Tara Ross is a fellow Canadian, and I was honored to receive an advanced reader’s copy of her debut young adult fiction novel. As always, I’ll share the back cover before I give my thoughts.
Thea Fenton’s life looks picture-perfect, but inside, she is falling apart. Wracked by anxiety no one seems to understand or care about, she resorts to self-harm to deflect the pain inside.
When a local teen commits suicide, Thea’s anxiety skyrockets. Unexplainable things happen, leaving her feeling trapped within her own chaotic mind. The lines between reality and another world start to blur, and her previously mundane issues seem more daunting and insurmountable than ever.
Then she meets Khi, a mysterious new boy from the coffee shop who seems to know her better than she knows herself—and doesn’t think she’s crazy. His quiet confidence and unfounded familiarity draw her into an unconventional friendship.
Khi journeys with her through grief, fear, and confusion to arrive at compassion for the one person Thea never thought she could love.
A deeply transformational novel from an authentic new voice in Christian young adult fiction.
Fade to White is a story of a very broken teenage girl with mental health concerns, well-meaning friends and probably the world’s best big brother, Tom. Tom was also dealing with his own pain, but that pain just might have been what really brought Thea and Tom closer as siblings.

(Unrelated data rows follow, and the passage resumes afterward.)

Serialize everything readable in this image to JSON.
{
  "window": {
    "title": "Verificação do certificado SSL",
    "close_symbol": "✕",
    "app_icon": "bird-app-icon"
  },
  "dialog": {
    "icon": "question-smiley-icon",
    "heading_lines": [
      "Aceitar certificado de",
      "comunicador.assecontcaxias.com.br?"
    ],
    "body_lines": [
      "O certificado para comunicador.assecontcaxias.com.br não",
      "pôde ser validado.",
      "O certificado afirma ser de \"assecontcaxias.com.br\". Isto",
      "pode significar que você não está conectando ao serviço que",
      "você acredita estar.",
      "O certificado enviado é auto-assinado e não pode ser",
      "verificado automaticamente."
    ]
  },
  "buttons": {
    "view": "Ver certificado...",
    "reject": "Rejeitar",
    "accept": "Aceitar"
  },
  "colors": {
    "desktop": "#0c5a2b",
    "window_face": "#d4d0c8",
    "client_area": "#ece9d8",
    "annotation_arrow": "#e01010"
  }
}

I personally could have done without the mini-love story between Khi and Thea … at least until she found healing, and more importantly, found the Lord. I really liked Khi’s character, except that he seemed to be ‘evangelise-dating’. Not that he made any big moves. Actually, he seemed pretty perfect. The kind of guy any nice Christian girl could hope for … but, maybe he could have waited to reveal his feeling for Thea until she shared his faith in God. He could have just been a really awesome friend until the very end. But that’s my opinion.
Thea’s story made me sad. She really was very broken, and I was waiting for the hope to kick in. For a while I wondered if the story was general market, but then hope and healing came. And that’s just what Thea’s story needed.
I’m so thankful for the redemption and healing aspects of the story, but I wasn’t sure her presumptions about her therapist and her mom’s relationship were necessary.
I won’t spoil the ending for you, but I will say I was very pleased with the results.
This book is definitely more of a mature/older young adult audience, as the content is a bit heavy considering Thea’s struggles with mental illness, her parents marital struggles and the mention of substance abuse … that sort of thing.
I don’t read a lot of young adult fiction, but I can tell that Tara Ross is a name to watch for, and has a heart for her readers and their struggles.
I received an advanced reader copy from the author for my honest review.
About Tara Ross
Tara combines her passions of youth ministry, mental health awareness, and YA fiction, in her blog and podcast, www.hopeprose.com. Her debut YA novel, Fade to White (May 2020), challenges teens to consider the interplay of faith and anxiety in one girl’s story.
Tara K Ross is a youth leader, podcaster, and author of FADE TO WHITE. When she’s not adulting, she climbs the Ontario escarpment and blogs about the interplay of faith and mental at www.hopeprose.com.